Chantress Fury - Amy Butler Greenfield



I heard the mist before I saw it, a shimmering tune that crept in with the dawn. Rising, I wrapped my mud-stained cloak around me and went to the cracked window. Sure enough, the mid-September sunrise was veiled by wreaths of fog. From the sound of it, it would burn off within the hour—which was just as well, given what we needed to do today.

I turned back to the room. Though it was tiny and dilapidated, its roof hadn’t leaked in last night’s hard rain, and its mattress had been softer than most. I’d slept well—perhaps too well, for I’d been dreaming when the mist song had woken me, dreaming of Nat. Awake now in this shabby room, I suffered the loss of him all over again.

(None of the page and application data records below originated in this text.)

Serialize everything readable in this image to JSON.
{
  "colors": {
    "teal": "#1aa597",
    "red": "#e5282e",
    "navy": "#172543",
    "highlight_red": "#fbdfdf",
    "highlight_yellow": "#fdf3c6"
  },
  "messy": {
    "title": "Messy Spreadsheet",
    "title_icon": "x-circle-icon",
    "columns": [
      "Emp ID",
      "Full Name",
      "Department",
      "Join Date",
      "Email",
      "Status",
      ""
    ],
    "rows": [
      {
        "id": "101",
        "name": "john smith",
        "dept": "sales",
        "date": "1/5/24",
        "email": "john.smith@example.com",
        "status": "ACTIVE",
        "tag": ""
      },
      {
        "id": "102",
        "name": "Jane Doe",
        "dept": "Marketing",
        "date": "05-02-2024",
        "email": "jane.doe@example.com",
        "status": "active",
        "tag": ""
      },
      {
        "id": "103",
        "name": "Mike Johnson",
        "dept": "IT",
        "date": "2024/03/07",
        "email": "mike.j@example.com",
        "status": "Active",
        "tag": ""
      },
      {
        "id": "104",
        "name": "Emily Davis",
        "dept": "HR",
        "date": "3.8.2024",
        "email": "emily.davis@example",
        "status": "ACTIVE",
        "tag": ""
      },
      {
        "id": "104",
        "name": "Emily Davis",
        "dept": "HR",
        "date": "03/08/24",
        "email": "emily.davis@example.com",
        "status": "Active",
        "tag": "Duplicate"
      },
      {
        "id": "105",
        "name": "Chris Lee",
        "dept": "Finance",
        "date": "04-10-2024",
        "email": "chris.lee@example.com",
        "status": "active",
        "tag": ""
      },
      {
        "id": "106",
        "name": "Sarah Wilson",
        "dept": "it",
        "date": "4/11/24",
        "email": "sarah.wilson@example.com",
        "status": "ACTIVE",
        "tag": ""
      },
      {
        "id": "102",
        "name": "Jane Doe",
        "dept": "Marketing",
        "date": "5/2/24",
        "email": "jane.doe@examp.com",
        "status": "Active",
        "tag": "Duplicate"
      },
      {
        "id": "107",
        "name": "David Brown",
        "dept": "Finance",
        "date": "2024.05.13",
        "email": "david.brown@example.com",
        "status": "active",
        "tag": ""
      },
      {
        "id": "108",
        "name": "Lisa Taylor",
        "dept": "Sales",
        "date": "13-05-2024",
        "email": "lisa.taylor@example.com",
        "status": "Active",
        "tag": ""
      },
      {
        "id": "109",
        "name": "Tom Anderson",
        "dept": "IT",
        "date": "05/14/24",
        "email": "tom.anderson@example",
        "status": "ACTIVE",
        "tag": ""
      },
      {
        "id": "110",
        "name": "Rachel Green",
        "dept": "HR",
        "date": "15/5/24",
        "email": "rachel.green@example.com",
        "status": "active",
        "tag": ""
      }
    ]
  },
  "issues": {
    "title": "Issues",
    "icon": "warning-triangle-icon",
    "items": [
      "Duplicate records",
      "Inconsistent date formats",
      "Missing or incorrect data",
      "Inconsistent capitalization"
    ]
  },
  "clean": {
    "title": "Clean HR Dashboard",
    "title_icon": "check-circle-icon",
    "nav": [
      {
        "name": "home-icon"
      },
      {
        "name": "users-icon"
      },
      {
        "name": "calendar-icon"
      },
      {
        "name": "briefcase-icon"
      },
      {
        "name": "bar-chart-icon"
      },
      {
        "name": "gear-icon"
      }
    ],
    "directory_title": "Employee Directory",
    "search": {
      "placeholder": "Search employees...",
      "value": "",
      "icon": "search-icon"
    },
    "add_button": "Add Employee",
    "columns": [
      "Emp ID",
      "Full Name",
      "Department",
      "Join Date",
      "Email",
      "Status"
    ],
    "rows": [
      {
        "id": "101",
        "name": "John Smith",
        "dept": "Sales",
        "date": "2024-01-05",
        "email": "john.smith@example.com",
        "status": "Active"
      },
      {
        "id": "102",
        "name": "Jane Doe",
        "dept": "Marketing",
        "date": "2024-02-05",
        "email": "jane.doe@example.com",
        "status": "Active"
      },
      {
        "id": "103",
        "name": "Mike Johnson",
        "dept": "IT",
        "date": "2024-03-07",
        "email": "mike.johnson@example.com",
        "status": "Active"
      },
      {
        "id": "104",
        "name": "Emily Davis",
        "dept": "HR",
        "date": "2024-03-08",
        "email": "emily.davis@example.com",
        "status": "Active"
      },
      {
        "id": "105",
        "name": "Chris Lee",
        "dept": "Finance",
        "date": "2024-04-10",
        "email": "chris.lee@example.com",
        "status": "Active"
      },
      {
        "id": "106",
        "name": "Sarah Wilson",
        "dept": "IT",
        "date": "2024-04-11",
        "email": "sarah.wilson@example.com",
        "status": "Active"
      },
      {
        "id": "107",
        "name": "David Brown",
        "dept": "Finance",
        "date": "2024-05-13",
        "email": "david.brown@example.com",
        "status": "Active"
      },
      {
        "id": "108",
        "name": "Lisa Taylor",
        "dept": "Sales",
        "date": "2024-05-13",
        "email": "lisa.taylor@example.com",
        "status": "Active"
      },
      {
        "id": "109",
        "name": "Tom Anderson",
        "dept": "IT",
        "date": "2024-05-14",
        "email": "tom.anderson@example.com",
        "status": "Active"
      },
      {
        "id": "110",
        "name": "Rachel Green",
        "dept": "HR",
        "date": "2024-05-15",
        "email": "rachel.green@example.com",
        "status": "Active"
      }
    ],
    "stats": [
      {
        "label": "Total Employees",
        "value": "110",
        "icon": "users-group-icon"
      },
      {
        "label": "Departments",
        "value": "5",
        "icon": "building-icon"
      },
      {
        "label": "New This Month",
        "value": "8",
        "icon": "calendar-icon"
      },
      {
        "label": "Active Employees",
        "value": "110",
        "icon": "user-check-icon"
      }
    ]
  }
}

A gruff call came from the other side of the door. “Chantress?”

I was always called Chantress these days, never Lucy. But if the greeting was formal, the grizzled voice was nevertheless one I knew well. It belonged to Rowan Knollys, former leader of the King’s guard, now the trustworthy captain of my own men. I shook my head free of troublesome dreams and lifted the latch.

As always, Knollys’s ruddy face gave little away. Only his voice betrayed any sign of strain. “Time we were off.”

“I’ll meet you outside.” I shoved my belongings into my bag, swallowed a quick breakfast of cheese and day-old bread, then made my way down the rickety inn staircase to the stable yard outside.

Most of my men were already there, checking their muskets and saddling their mounts. After more than a year in their company, I knew their moods almost as well as my own. As I strode over to my horse, I could feel tension in the air, as real and thick as the mist. Everyone was all too aware of what lay before us.

Our newest recruit, Barrington, waved at the mist, wide-eyed. “Did you sing that up, Chantress?”

“No,” I said. “It came on its own.”

Barrington nodded, but I could tell he was disappointed. This was his first journey with us. Unwilling to miss anything, he kept hopeful eyes on me always, even if I was only eating my dinner. Evidently he’d been expecting more magic than he’d gotten so far.

Knollys clapped him on the back. “Never mind, boy. If Lord Charlton doesn’t surrender, I warrant you’ll hear plenty of Chantress singing before the day’s out. Now get on your horse.”

That morning’s ride pushed me to my limits. Constant practice had made me a skilled horsewoman, but today we were driving ourselves hard. As the mist rose and the footing became clearer, we raced through fields and woods alike.

I had just begun to worry that perhaps we’d lost our way, when Knollys swerved right, going uphill through the woods. Moments later we saw what had brought us here: the wall.

Higher than a man’s head, it ran as far as the eye could see, a line of tight-packed gray stone imprisoning a forest of ash and oak. It had been built to intimidate, and even viewed from horseback it was a daunting sight.

I sidled my mare next to it, listening for what I could get, which wasn’t much. Stones never wanted to sing to me. But there had been heavy rains this week, so the wall was damp, and water was something I understood. I could hear it humming in the gaps and on the wet surface of the stones themselves.

“So this is Charlton’s new park,” one of the soldiers said behind me.

“Part of it, anyway,” Knollys said. “He’s taken the best pasture and meadowlands, too, and a long stretch of the river. The village is in a dire state.”

It was an old story, repeated time and again in England: Powerful lords fenced in common lands and called them their own, depriving villagers of their time-honored rights. No longer able to graze a cow or catch eels or cull deadwood for fires, poor villagers starved and froze.

Determined to put an end to these landgrabs, King Henry had outlawed the practice of enclosure a year and a half ago. But Lord Charlton was a great power in this county. He’d continued to build his wall regardless—partly in stone, partly in timber—and he’d repeatedly refused to take it down.

Our assignment was to demolish the wall, by whatever means necessary. First, however, we were supposed to give Charlton one last chance to take it down himself. The King had no desire to appear a tyrant. He had impressed upon us that Charlton must